This time in the Ripping Yarns recommended listening corner it's a bit of a no-brainer. In Happy Days: Children Of The Stones comedian Stuart Lee returns to Radio 4 to give a highly enjoyable overview of the classic HTV show made for children in 1977. I was a tad too young to catch it the first time around, but managed to get caught up by the time of the recent dvd release and can happily confirm Children Of The Stones remains every bit as powerful as 'they' say it is.
"Writer and comedian Stewart Lee explores the ground breaking television series Children of the Stones and examines its special place in the memories of those children who watched it on its initial transmission in a state of excitement and terror.
In 1977 HTV launched the revolutionary children's television drama telling the story of an astrophysicist and his son who arrive in the village of Milbury to study ancient stones. The residents greet each other with the phrase "Happy day", and the community is held in a strange captivity by the psychic forces generated by the circle of giant Neolithic stones which surround it.

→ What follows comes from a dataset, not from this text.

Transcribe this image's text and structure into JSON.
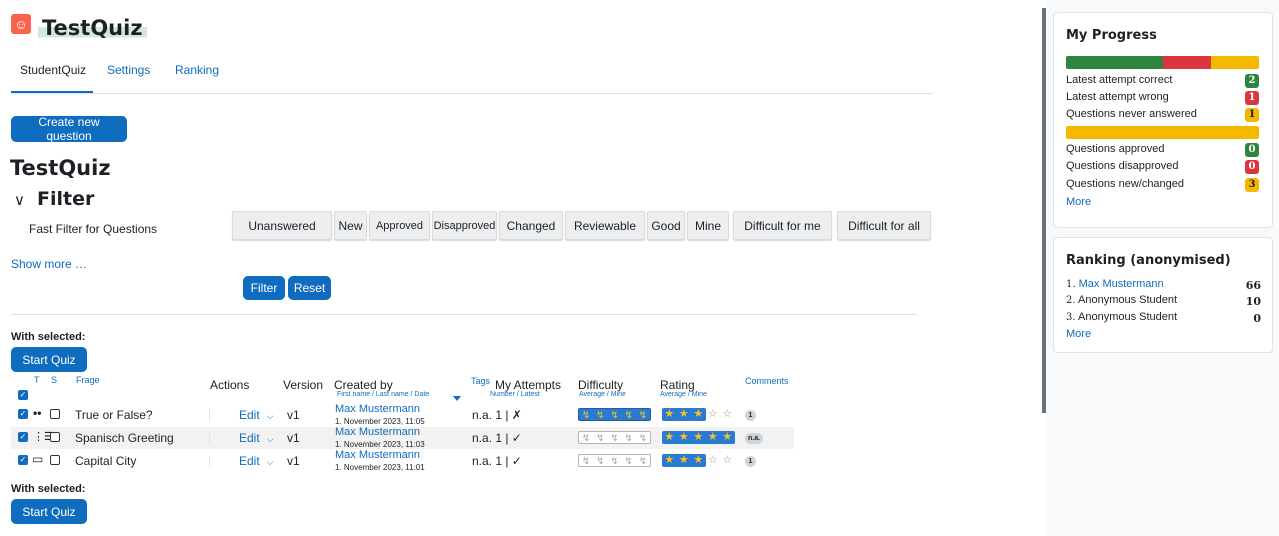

Filmed at Avebury in Wiltshire, it is a strangely atmospheric production with the baleful, discordant wailing voices of the incidental music increasing the tension.
The story, involving a temporal paradox and issues of individuality and community assimilation thematically challenged the after-school audience, which included Stewart Lee.

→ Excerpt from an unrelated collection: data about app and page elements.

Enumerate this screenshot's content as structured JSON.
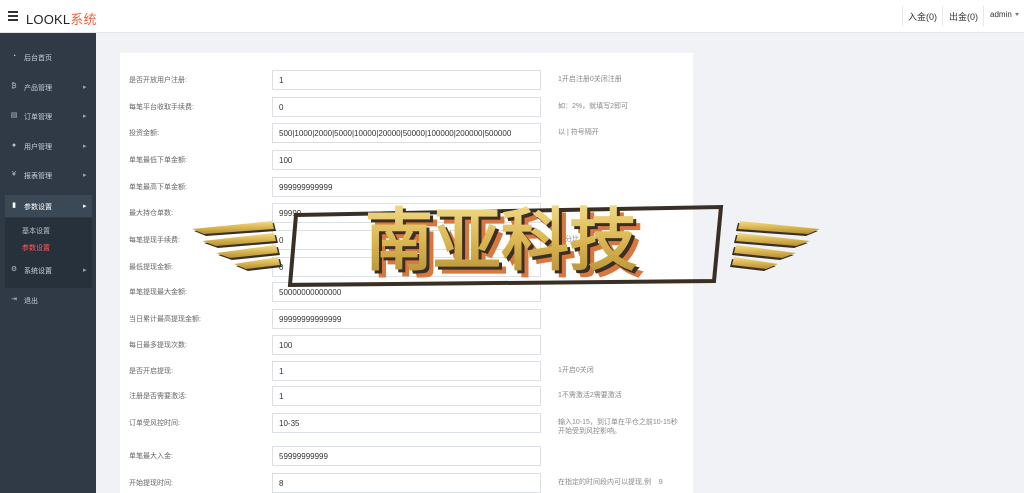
{
  "header": {
    "brand_prefix": "LOOKL",
    "brand_suffix": "系统",
    "deposit_label": "入金(0)",
    "withdraw_label": "出金(0)",
    "user_label": "admin"
  },
  "sidebar": {
    "items": [
      {
        "icon": "dashboard-icon",
        "glyph": "◔",
        "label": "后台首页",
        "has_arrow": false
      },
      {
        "icon": "bitcoin-icon",
        "glyph": "₿",
        "label": "产品管理",
        "has_arrow": true
      },
      {
        "icon": "orders-icon",
        "glyph": "▤",
        "label": "订单管理",
        "has_arrow": true
      },
      {
        "icon": "user-icon",
        "glyph": "●",
        "label": "用户管理",
        "has_arrow": true
      },
      {
        "icon": "yen-icon",
        "glyph": "¥",
        "label": "报表管理",
        "has_arrow": true
      },
      {
        "icon": "settings-folder-icon",
        "glyph": "▮",
        "label": "参数设置",
        "has_arrow": true,
        "active": true
      },
      {
        "icon": "gears-icon",
        "glyph": "⚙",
        "label": "系统设置",
        "has_arrow": true
      },
      {
        "icon": "logout-icon",
        "glyph": "⇥",
        "label": "退出",
        "has_arrow": false
      }
    ],
    "submenu": [
      {
        "label": "基本设置",
        "current": false
      },
      {
        "label": "参数设置",
        "current": true
      }
    ]
  },
  "form": {
    "rows": [
      {
        "label": "是否开放用户注册:",
        "value": "1",
        "hint": "1开启注册0关闭注册"
      },
      {
        "label": "每笔平台收取手续费:",
        "value": "0",
        "hint": "如：2%，就填写2即可"
      },
      {
        "label": "投资金额:",
        "value": "500|1000|2000|5000|10000|20000|50000|100000|200000|500000",
        "hint": "以 | 符号隔开"
      },
      {
        "label": "单笔最低下单金额:",
        "value": "100",
        "hint": ""
      },
      {
        "label": "单笔最高下单金额:",
        "value": "999999999999",
        "hint": ""
      },
      {
        "label": "最大持仓单数:",
        "value": "99999",
        "hint": ""
      },
      {
        "label": "每笔提现手续费:",
        "value": "0",
        "hint": "百分比,"
      },
      {
        "label": "最低提现金额:",
        "value": "0",
        "hint": ""
      },
      {
        "label": "单笔提现最大金额:",
        "value": "50000000000000",
        "hint": ""
      },
      {
        "label": "当日累计最高提现金额:",
        "value": "99999999999999",
        "hint": ""
      },
      {
        "label": "每日最多提现次数:",
        "value": "100",
        "hint": ""
      },
      {
        "label": "是否开启提现:",
        "value": "1",
        "hint": "1开启0关闭"
      },
      {
        "label": "注册是否需要激活:",
        "value": "1",
        "hint": "1不需激活2需要激活"
      },
      {
        "label": "订单受风控时间:",
        "value": "10-35",
        "hint": "输入10-15，到订单在平仓之前10-15秒\n开始受到风控影响。"
      },
      {
        "label": "单笔最大入金:",
        "value": "59999999999",
        "hint": ""
      },
      {
        "label": "开始提现时间:",
        "value": "8",
        "hint": "在指定的时间段内可以提现,例    9"
      }
    ]
  },
  "watermark": {
    "text": "南亚科技",
    "colors": {
      "gold": "#d9b650",
      "shadow": "#d9773f",
      "dark": "#3a2f25"
    }
  }
}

In this documentary Lee returns to Avebury to discuss the serial's impact, examine its influence on him and explore the history and secrets of the ancient stones. 

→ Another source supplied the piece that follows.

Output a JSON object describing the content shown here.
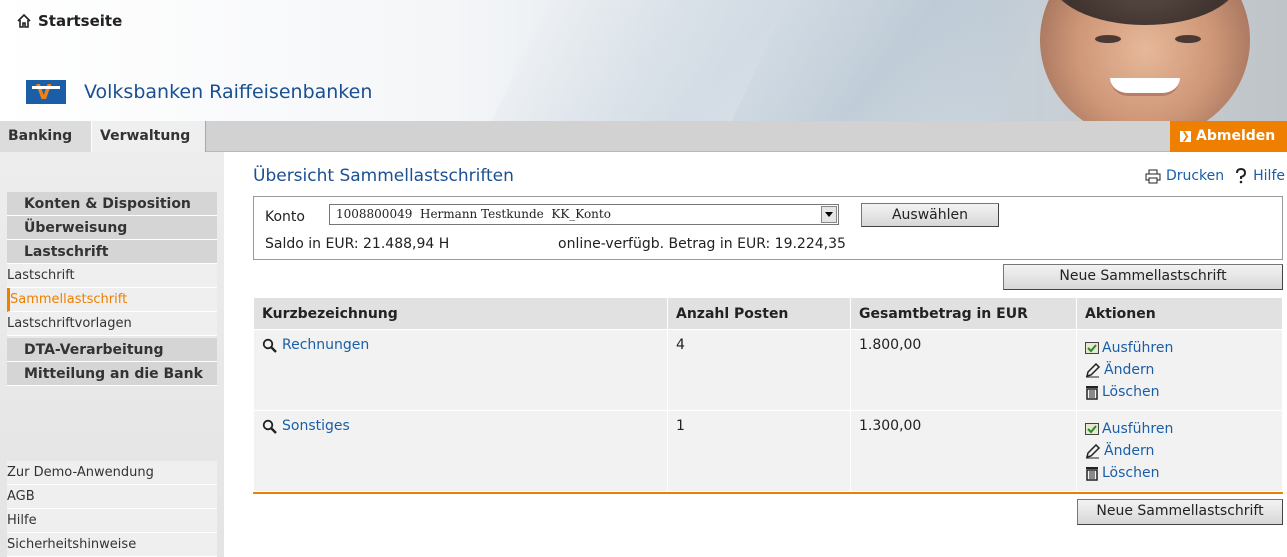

1970s kids may have dived behind the sofa during Doctor Who, but it was Children of the Stones that gave them nightmares. The series is frequently cited by those who remember it as one of the scariest things they saw as children.
The programme includes contributions from series co-creator Jeremy Burnham, cast members and fans.

1 comment:

Sage said...

I saw this programme as a 10 year old and remember it very well - it was scary indeed. It was scary in the same way as some of the public information films were especially the ones concerning kids playing on farms or round "Dark and Lonely" water.

Happy days.